PROBLEM TO WORK ON: Output the full listing again without altering anything.

SUPPLIED MATERIAL:
==============================
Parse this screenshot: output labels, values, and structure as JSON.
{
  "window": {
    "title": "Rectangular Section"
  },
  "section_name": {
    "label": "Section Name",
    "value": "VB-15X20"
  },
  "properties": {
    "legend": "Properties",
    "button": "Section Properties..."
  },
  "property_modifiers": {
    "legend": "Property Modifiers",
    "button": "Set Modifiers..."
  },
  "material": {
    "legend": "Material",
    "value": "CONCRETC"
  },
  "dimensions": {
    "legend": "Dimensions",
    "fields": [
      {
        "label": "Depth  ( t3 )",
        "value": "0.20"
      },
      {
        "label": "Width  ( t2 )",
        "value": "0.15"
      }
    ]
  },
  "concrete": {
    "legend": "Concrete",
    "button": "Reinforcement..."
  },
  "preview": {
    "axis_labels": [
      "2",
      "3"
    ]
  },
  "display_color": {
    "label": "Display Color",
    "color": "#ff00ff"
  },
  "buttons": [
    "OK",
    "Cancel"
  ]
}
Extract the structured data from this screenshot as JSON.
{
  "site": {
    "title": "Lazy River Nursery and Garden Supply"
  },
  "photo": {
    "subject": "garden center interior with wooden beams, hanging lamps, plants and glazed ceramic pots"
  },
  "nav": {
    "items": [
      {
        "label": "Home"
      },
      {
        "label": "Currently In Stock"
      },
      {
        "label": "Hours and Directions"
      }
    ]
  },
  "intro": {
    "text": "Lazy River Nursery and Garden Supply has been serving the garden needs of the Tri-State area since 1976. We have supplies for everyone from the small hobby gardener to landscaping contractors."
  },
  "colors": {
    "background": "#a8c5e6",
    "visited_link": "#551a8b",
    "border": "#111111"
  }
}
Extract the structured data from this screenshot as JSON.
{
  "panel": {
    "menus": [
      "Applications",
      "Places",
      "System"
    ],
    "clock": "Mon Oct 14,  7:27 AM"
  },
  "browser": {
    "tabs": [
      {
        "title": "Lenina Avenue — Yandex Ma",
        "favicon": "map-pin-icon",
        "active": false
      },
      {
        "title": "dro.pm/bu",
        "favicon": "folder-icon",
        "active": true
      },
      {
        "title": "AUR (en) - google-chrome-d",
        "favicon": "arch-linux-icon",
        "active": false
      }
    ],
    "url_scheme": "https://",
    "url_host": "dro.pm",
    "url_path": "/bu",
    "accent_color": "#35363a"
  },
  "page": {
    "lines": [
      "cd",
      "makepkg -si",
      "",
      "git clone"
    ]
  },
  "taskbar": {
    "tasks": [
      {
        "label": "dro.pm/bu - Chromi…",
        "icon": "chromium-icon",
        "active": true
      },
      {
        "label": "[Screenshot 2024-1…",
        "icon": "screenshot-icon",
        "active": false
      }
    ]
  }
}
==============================
RESPONSE BELOW:
Parse this screenshot: output labels, values, and structure as JSON.
{
  "window": {
    "title": "Rectangular Section"
  },
  "section_name": {
    "label": "Section Name",
    "value": "VB-15X20"
  },
  "properties": {
    "legend": "Properties",
    "button": "Section Properties..."
  },
  "property_modifiers": {
    "legend": "Property Modifiers",
    "button": "Set Modifiers..."
  },
  "material": {
    "legend": "Material",
    "value": "CONCRETC"
  },
  "dimensions": {
    "legend": "Dimensions",
    "fields": [
      {
        "label": "Depth  ( t3 )",
        "value": "0.20"
      },
      {
        "label": "Width  ( t2 )",
        "value": "0.15"
      }
    ]
  },
  "concrete": {
    "legend": "Concrete",
    "button": "Reinforcement..."
  },
  "preview": {
    "axis_labels": [
      "2",
      "3"
    ]
  },
  "display_color": {
    "label": "Display Color",
    "color": "#ff00ff"
  },
  "buttons": [
    "OK",
    "Cancel"
  ]
}
Extract the structured data from this screenshot as JSON.
{
  "site": {
    "title": "Lazy River Nursery and Garden Supply"
  },
  "photo": {
    "subject": "garden center interior with wooden beams, hanging lamps, plants and glazed ceramic pots"
  },
  "nav": {
    "items": [
      {
        "label": "Home"
      },
      {
        "label": "Currently In Stock"
      },
      {
        "label": "Hours and Directions"
      }
    ]
  },
  "intro": {
    "text": "Lazy River Nursery and Garden Supply has been serving the garden needs of the Tri-State area since 1976. We have supplies for everyone from the small hobby gardener to landscaping contractors."
  },
  "colors": {
    "background": "#a8c5e6",
    "visited_link": "#551a8b",
    "border": "#111111"
  }
}
Extract the structured data from this screenshot as JSON.
{
  "panel": {
    "menus": [
      "Applications",
      "Places",
      "System"
    ],
    "clock": "Mon Oct 14,  7:27 AM"
  },
  "browser": {
    "tabs": [
      {
        "title": "Lenina Avenue — Yandex Ma",
        "favicon": "map-pin-icon",
        "active": false
      },
      {
        "title": "dro.pm/bu",
        "favicon": "folder-icon",
        "active": true
      },
      {
        "title": "AUR (en) - google-chrome-d",
        "favicon": "arch-linux-icon",
        "active": false
      }
    ],
    "url_scheme": "https://",
    "url_host": "dro.pm",
    "url_path": "/bu",
    "accent_color": "#35363a"
  },
  "page": {
    "lines": [
      "cd",
      "makepkg -si",
      "",
      "git clone"
    ]
  },
  "taskbar": {
    "tasks": [
      {
        "label": "dro.pm/bu - Chromi…",
        "icon": "chromium-icon",
        "active": true
      },
      {
        "label": "[Screenshot 2024-1…",
        "icon": "screenshot-icon",
        "active": false
      }
    ]
  }
}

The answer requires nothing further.